The European Commission president has insisted the UK must agree to its financial obligations to the EU before Brexit talks can move on.
Yesterday Europe’s chief negotiator said there was deadlock over the bill owed by Britain, which could be anywhere between 18 and a 100 billion pounds.
Speaking in Luxembourg, Jean-Claude Juncker said the process was taking longer than expected and suggested the UK was trying to avoid its round as someone might if they were in a bar with their friends.
Juncker said: “The British are discovering, as we are, day after day new problems. That’s the reason why this process will take longer than initially thought.”
“We cannot find for the time being a real compromise as far as the remaining financial commitments of the UK are concerned. As we are not able to do this we will not be able to say in the European Council in October that now we can move to the second phase of negotiations.”
“They have to pay, they have to pay, not in an impossible way. I‘m not in a revenge mood. I‘m not hating the British,” he added, Reuters reported.
Meanwhile Labour Party Leader Brendan Howlin has today called on Taoiseach Leo Varadkar to make a Dáil statement on the progress of the Brexit talks.
The Wexford politician said that “Reports from yesterday’s negotiation session between the EU and the UK are disturbing. Insufficient progress is being made to progress to more substantive talks.
“Yet, Ireland is being cited as one of those countries that would like to see talks progressing to another phase so as to prepare for more substantive discussions on trade issues. This is despite the lack of resolution of the first two issues.
“But on what basis? We hear talk of Germany not being satisfied with the UK’s exit bill, but the issue of Ireland should be a more substantive one. Despite ongoing reassurances that the Irish issues are at the top of everyone’s agenda, no proposal of any merit to address the border issue has yet been made that I am aware of.
“This news comes on the back of reports that Ireland may not have been successful in its bid for either the European Banking Agency or the European Medicines Agency, and the emergence of Frankfurt as the key destination for post Brexit relocations.

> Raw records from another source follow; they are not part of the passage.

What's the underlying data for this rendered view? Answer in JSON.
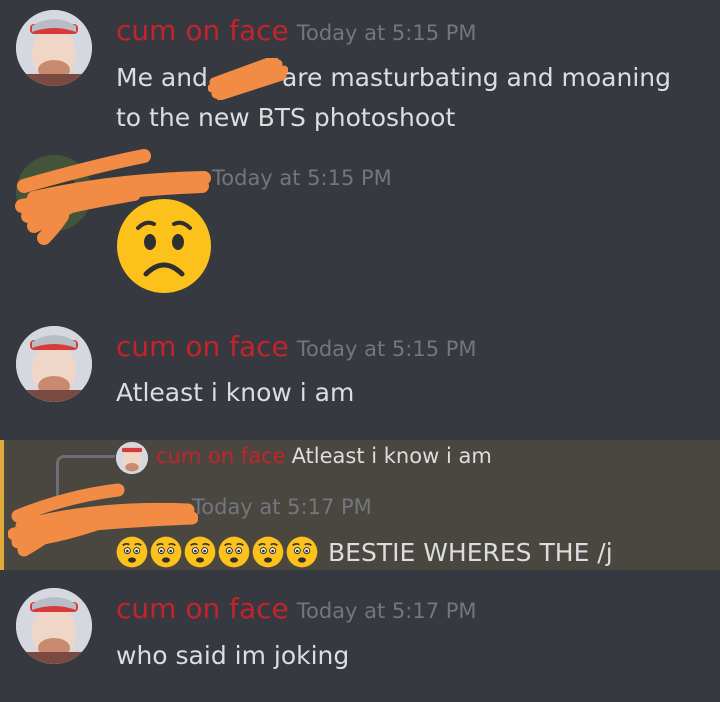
{
  "colors": {
    "background": "#36393f",
    "username": "#c4232b",
    "timestamp": "#72767d",
    "text": "#dcddde",
    "highlight_bg": "#4a4740",
    "highlight_bar": "#e2a93b",
    "redaction": "#f28c45"
  },
  "messages": [
    {
      "author": "cum on face",
      "time": "Today at 5:15 PM",
      "lines": [
        "Me and",
        "are masturbating and moaning",
        "to the new BTS photoshoot"
      ]
    },
    {
      "author": "",
      "time": "Today at 5:15 PM",
      "emoji": "worried-face"
    },
    {
      "author": "cum on face",
      "time": "Today at 5:15 PM",
      "lines": [
        "Atleast i know i am"
      ]
    },
    {
      "reply": {
        "author": "cum on face",
        "text": "Atleast i know i am"
      },
      "time": "Today at 5:17 PM",
      "text": "BESTIE WHERES THE /j",
      "emoji_count": 6
    },
    {
      "author": "cum on face",
      "time": "Today at 5:17 PM",
      "lines": [
        "who said im joking"
      ]
    }
  ]
}
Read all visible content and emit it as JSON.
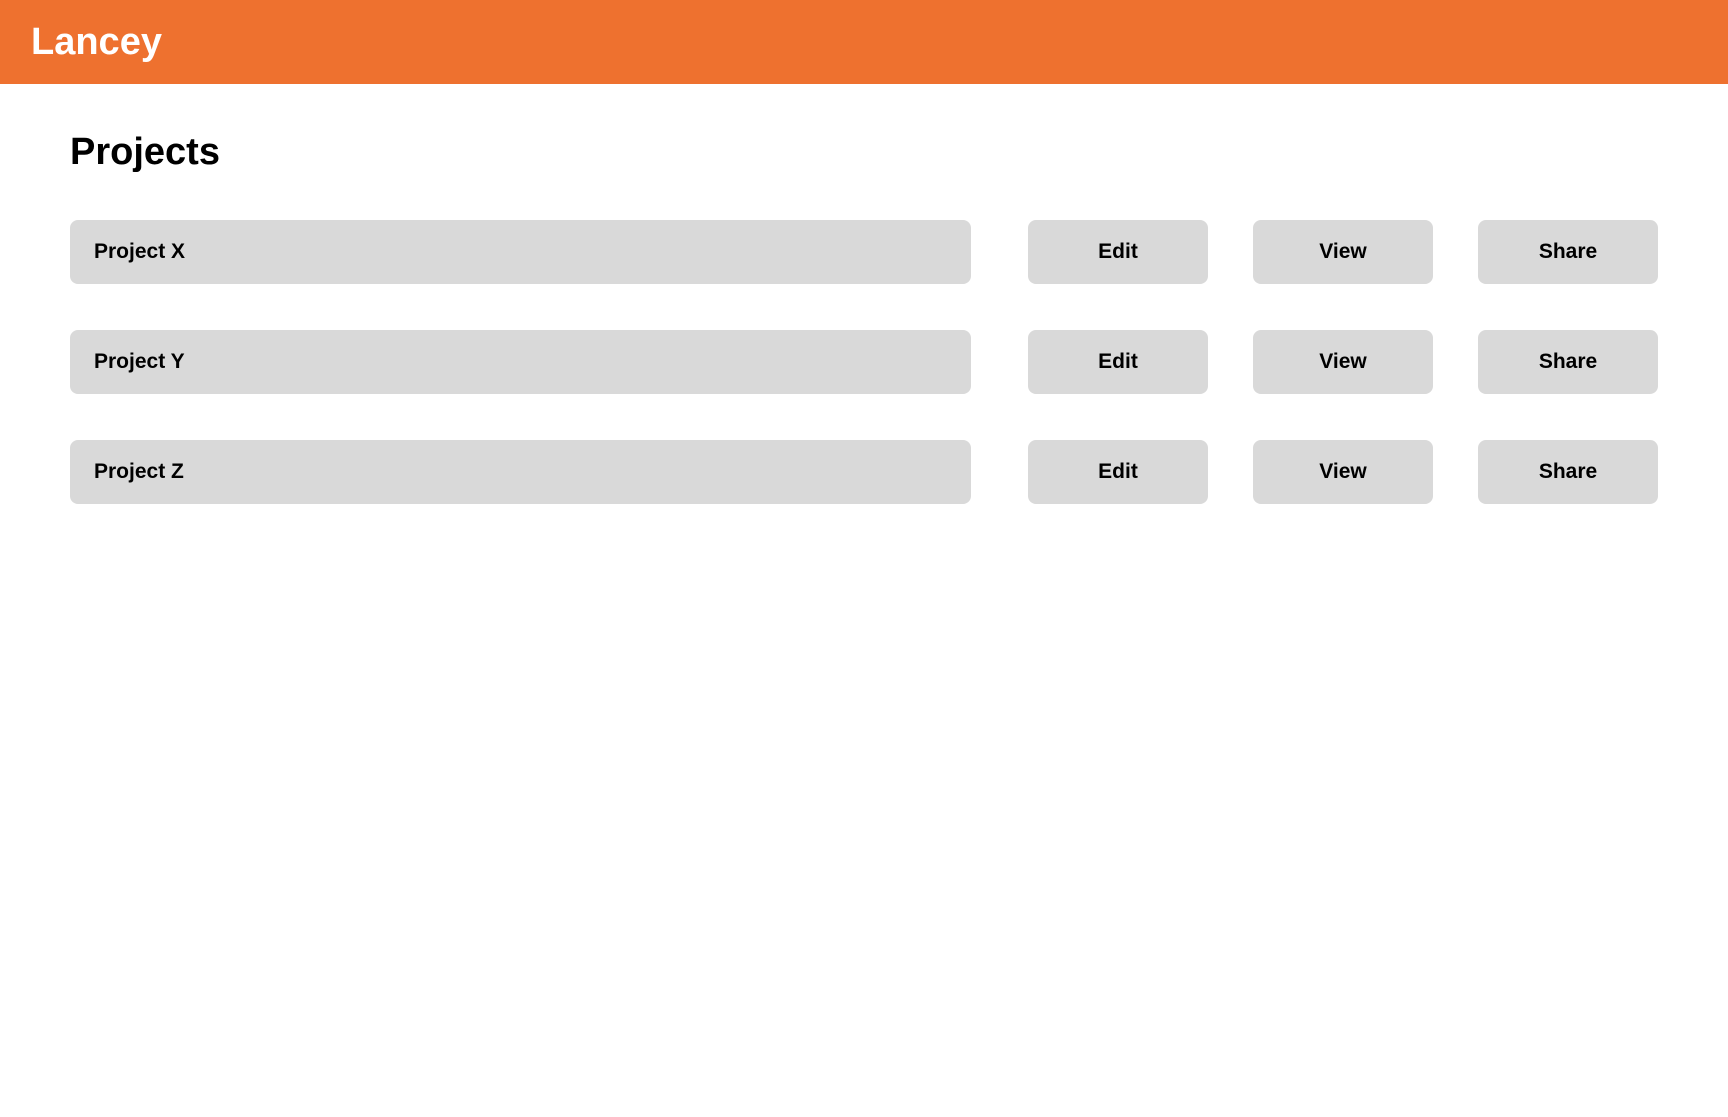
{
  "header": {
    "brand": "Lancey",
    "accent_color": "#ee712f"
  },
  "page": {
    "title": "Projects"
  },
  "projects": [
    {
      "name": "Project X",
      "actions": {
        "edit": "Edit",
        "view": "View",
        "share": "Share"
      }
    },
    {
      "name": "Project Y",
      "actions": {
        "edit": "Edit",
        "view": "View",
        "share": "Share"
      }
    },
    {
      "name": "Project Z",
      "actions": {
        "edit": "Edit",
        "view": "View",
        "share": "Share"
      }
    }
  ],
  "colors": {
    "row_background": "#d9d9d9",
    "text": "#000000",
    "header_text": "#ffffff"
  }
}
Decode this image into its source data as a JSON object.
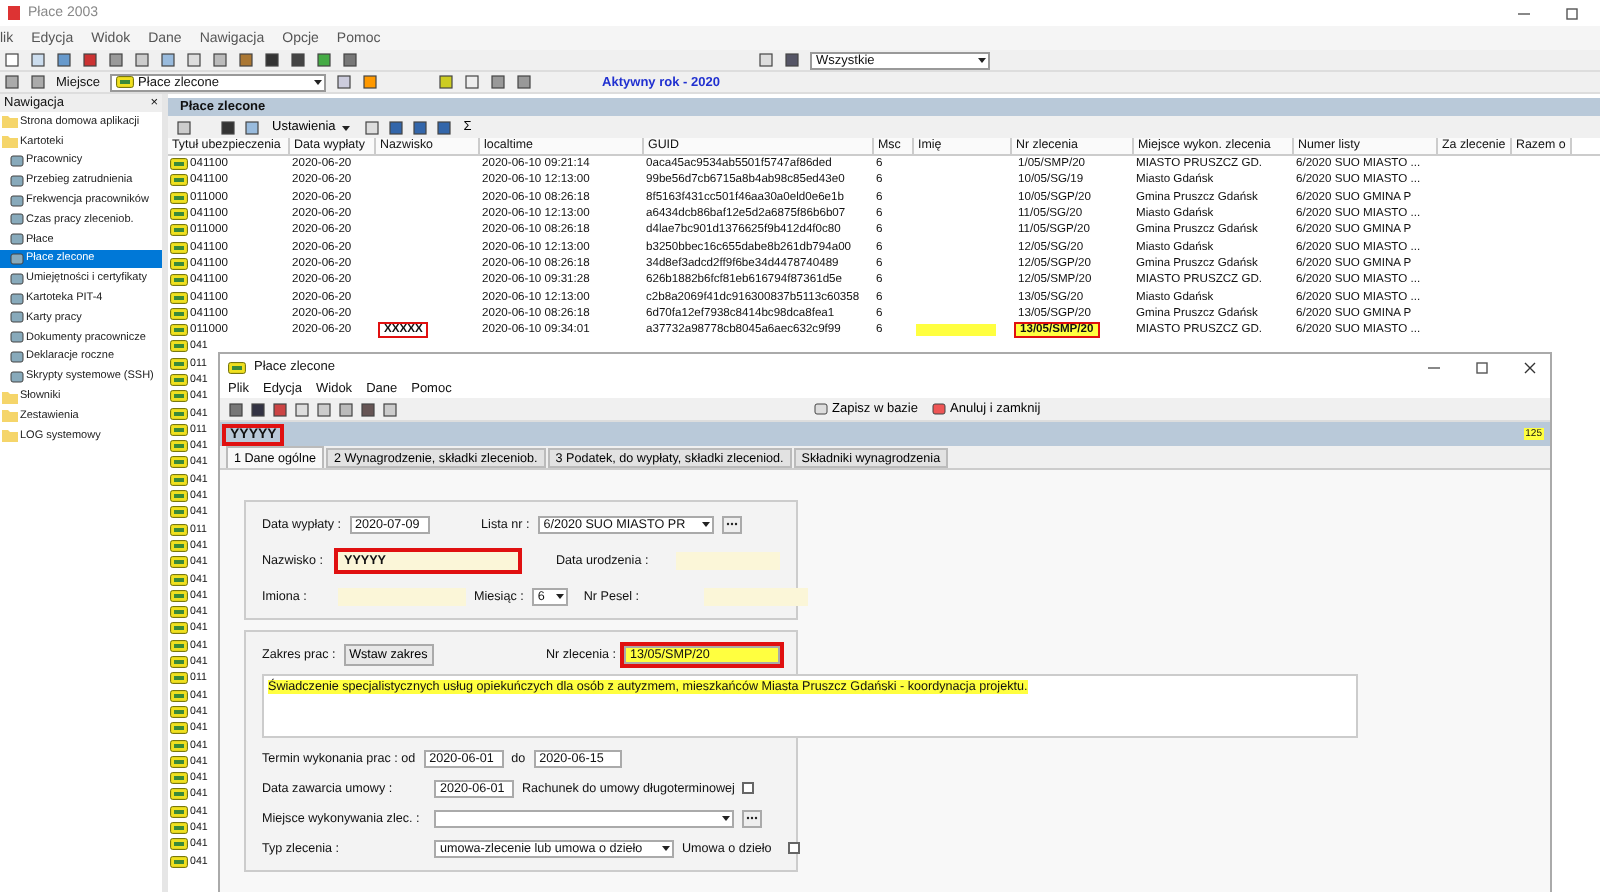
{
  "window": {
    "title": "Płace 2003"
  },
  "menu": [
    "lik",
    "Edycja",
    "Widok",
    "Dane",
    "Nawigacja",
    "Opcje",
    "Pomoc"
  ],
  "toolbar": {
    "filter": "Wszystkie"
  },
  "location_bar": {
    "label": "Miejsce",
    "value": "Płace zlecone",
    "active_year": "Aktywny rok - 2020"
  },
  "navigation": {
    "title": "Nawigacja",
    "close": "×",
    "items": [
      {
        "label": "Strona domowa aplikacji",
        "selected": false
      },
      {
        "label": "Kartoteki",
        "selected": false,
        "children": [
          {
            "label": "Pracownicy",
            "selected": false
          },
          {
            "label": "Przebieg zatrudnienia",
            "selected": false
          },
          {
            "label": "Frekwencja pracowników",
            "selected": false
          },
          {
            "label": "Czas pracy zleceniob.",
            "selected": false
          },
          {
            "label": "Płace",
            "selected": false
          },
          {
            "label": "Płace zlecone",
            "selected": true
          },
          {
            "label": "Umiejętności i certyfikaty",
            "selected": false
          },
          {
            "label": "Kartoteka PIT-4",
            "selected": false
          },
          {
            "label": "Karty pracy",
            "selected": false
          },
          {
            "label": "Dokumenty pracownicze",
            "selected": false
          },
          {
            "label": "Deklaracje roczne",
            "selected": false
          },
          {
            "label": "Skrypty systemowe (SSH)",
            "selected": false
          }
        ]
      },
      {
        "label": "Słowniki",
        "selected": false
      },
      {
        "label": "Zestawienia",
        "selected": false
      },
      {
        "label": "LOG systemowy",
        "selected": false
      }
    ]
  },
  "list": {
    "title": "Płace zlecone",
    "settings": "Ustawienia",
    "sum": "Σ",
    "columns": [
      "Tytuł ubezpieczenia",
      "Data wypłaty",
      "Nazwisko",
      "localtime",
      "GUID",
      "Msc",
      "Imię",
      "Nr zlecenia",
      "Miejsce wykon. zlecenia",
      "Numer listy",
      "Za zlecenie",
      "Razem o"
    ],
    "rows": [
      {
        "tytul": "041100",
        "data": "2020-06-20",
        "localtime": "2020-06-10 09:21:14",
        "guid": "0aca45ac9534ab5501f5747af86ded",
        "msc": "6",
        "nr": "1/05/SMP/20",
        "miejsce": "MIASTO PRUSZCZ GD.",
        "lista": "6/2020 SUO MIASTO ...",
        "annotated": false
      },
      {
        "tytul": "041100",
        "data": "2020-06-20",
        "localtime": "2020-06-10 12:13:00",
        "guid": "99be56d7cb6715a8b4ab98c85ed43e0",
        "msc": "6",
        "nr": "10/05/SG/19",
        "miejsce": "Miasto Gdańsk",
        "lista": "6/2020 SUO MIASTO ...",
        "annotated": false
      },
      {
        "tytul": "011000",
        "data": "2020-06-20",
        "localtime": "2020-06-10 08:26:18",
        "guid": "8f5163f431cc501f46aa30a0eld0e6e1b",
        "msc": "6",
        "nr": "10/05/SGP/20",
        "miejsce": "Gmina Pruszcz Gdańsk",
        "lista": "6/2020 SUO GMINA P",
        "annotated": false
      },
      {
        "tytul": "041100",
        "data": "2020-06-20",
        "localtime": "2020-06-10 12:13:00",
        "guid": "a6434dcb86baf12e5d2a6875f86b6b07",
        "msc": "6",
        "nr": "11/05/SG/20",
        "miejsce": "Miasto Gdańsk",
        "lista": "6/2020 SUO MIASTO ...",
        "annotated": false
      },
      {
        "tytul": "011000",
        "data": "2020-06-20",
        "localtime": "2020-06-10 08:26:18",
        "guid": "d4lae7bc901d1376625f9b412d4f0c80",
        "msc": "6",
        "nr": "11/05/SGP/20",
        "miejsce": "Gmina Pruszcz Gdańsk",
        "lista": "6/2020 SUO GMINA P",
        "annotated": false
      },
      {
        "tytul": "041100",
        "data": "2020-06-20",
        "localtime": "2020-06-10 12:13:00",
        "guid": "b3250bbec16c655dabe8b261db794a00",
        "msc": "6",
        "nr": "12/05/SG/20",
        "miejsce": "Miasto Gdańsk",
        "lista": "6/2020 SUO MIASTO ...",
        "annotated": false
      },
      {
        "tytul": "041100",
        "data": "2020-06-20",
        "localtime": "2020-06-10 08:26:18",
        "guid": "34d8ef3adcd2ff9f6be34d4478740489",
        "msc": "6",
        "nr": "12/05/SGP/20",
        "miejsce": "Gmina Pruszcz Gdańsk",
        "lista": "6/2020 SUO GMINA P",
        "annotated": false
      },
      {
        "tytul": "041100",
        "data": "2020-06-20",
        "localtime": "2020-06-10 09:31:28",
        "guid": "626b1882b6fcf81eb616794f87361d5e",
        "msc": "6",
        "nr": "12/05/SMP/20",
        "miejsce": "MIASTO PRUSZCZ GD.",
        "lista": "6/2020 SUO MIASTO ...",
        "annotated": false
      },
      {
        "tytul": "041100",
        "data": "2020-06-20",
        "localtime": "2020-06-10 12:13:00",
        "guid": "c2b8a2069f41dc916300837b5113c60358",
        "msc": "6",
        "nr": "13/05/SG/20",
        "miejsce": "Miasto Gdańsk",
        "lista": "6/2020 SUO MIASTO ...",
        "annotated": false
      },
      {
        "tytul": "041100",
        "data": "2020-06-20",
        "localtime": "2020-06-10 08:26:18",
        "guid": "6d70fa12ef7938c8414bc98dca8fea1",
        "msc": "6",
        "nr": "13/05/SGP/20",
        "miejsce": "Gmina Pruszcz Gdańsk",
        "lista": "6/2020 SUO GMINA P",
        "annotated": false
      },
      {
        "tytul": "011000",
        "data": "2020-06-20",
        "nazwisko": "XXXXX",
        "localtime": "2020-06-10 09:34:01",
        "guid": "a37732a98778cb8045a6aec632c9f99",
        "msc": "6",
        "nr": "13/05/SMP/20",
        "miejsce": "MIASTO PRUSZCZ GD.",
        "lista": "6/2020 SUO MIASTO ...",
        "annotated": true
      }
    ],
    "more_rows": [
      "041",
      "011",
      "041",
      "041",
      "041",
      "011",
      "041",
      "041",
      "041",
      "041",
      "041",
      "011",
      "041",
      "041",
      "041",
      "041",
      "041",
      "041",
      "041",
      "041",
      "011",
      "041",
      "041",
      "041",
      "041",
      "041",
      "041",
      "041",
      "041",
      "041",
      "041",
      "041"
    ]
  },
  "dialog": {
    "title": "Płace zlecone",
    "menu": [
      "Plik",
      "Edycja",
      "Widok",
      "Dane",
      "Pomoc"
    ],
    "save": "Zapisz w bazie",
    "cancel": "Anuluj i zamknij",
    "person": "YYYYY",
    "badge": "125",
    "tabs": [
      {
        "label": "1 Dane ogólne",
        "selected": true
      },
      {
        "label": "2 Wynagrodzenie, składki zleceniob.",
        "selected": false
      },
      {
        "label": "3 Podatek, do wypłaty, składki zleceniod.",
        "selected": false
      },
      {
        "label": "Składniki wynagrodzenia",
        "selected": false
      }
    ],
    "payment_date": {
      "label": "Data wypłaty :",
      "value": "2020-07-09"
    },
    "list_no": {
      "label": "Lista nr :",
      "value": "6/2020 SUO MIASTO PR"
    },
    "surname": {
      "label": "Nazwisko :",
      "value": "YYYYY"
    },
    "birth_date": {
      "label": "Data urodzenia :"
    },
    "first_names": {
      "label": "Imiona :"
    },
    "month": {
      "label": "Miesiąc :",
      "value": "6"
    },
    "pesel": {
      "label": "Nr Pesel :"
    },
    "scope": {
      "label": "Zakres prac :",
      "button": "Wstaw zakres"
    },
    "order_no": {
      "label": "Nr zlecenia :",
      "value": "13/05/SMP/20"
    },
    "description": "Świadczenie specjalistycznych usług opiekuńczych dla  osób z autyzmem, mieszkańców Miasta Pruszcz Gdański - koordynacja projektu.",
    "term": {
      "label": "Termin wykonania prac : od",
      "from": "2020-06-01",
      "to_label": "do",
      "to": "2020-06-15"
    },
    "contract_date": {
      "label": "Data zawarcia umowy :",
      "value": "2020-06-01"
    },
    "long_term": {
      "label": "Rachunek do umowy długoterminowej",
      "checked": false
    },
    "place": {
      "label": "Miejsce wykonywania zlec. :"
    },
    "order_type": {
      "label": "Typ zlecenia :",
      "value": "umowa-zlecenie lub umowa o dzieło"
    },
    "work_contract": {
      "label": "Umowa o dzieło",
      "checked": false
    }
  }
}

“The Taoiseach knows he has my support in this critical national endeavour so I am calling on him now to take the opportunity to update the Dáil on the progress of those discussions. It is vital that Ireland keeps its eye on the ball on this critical national issue.”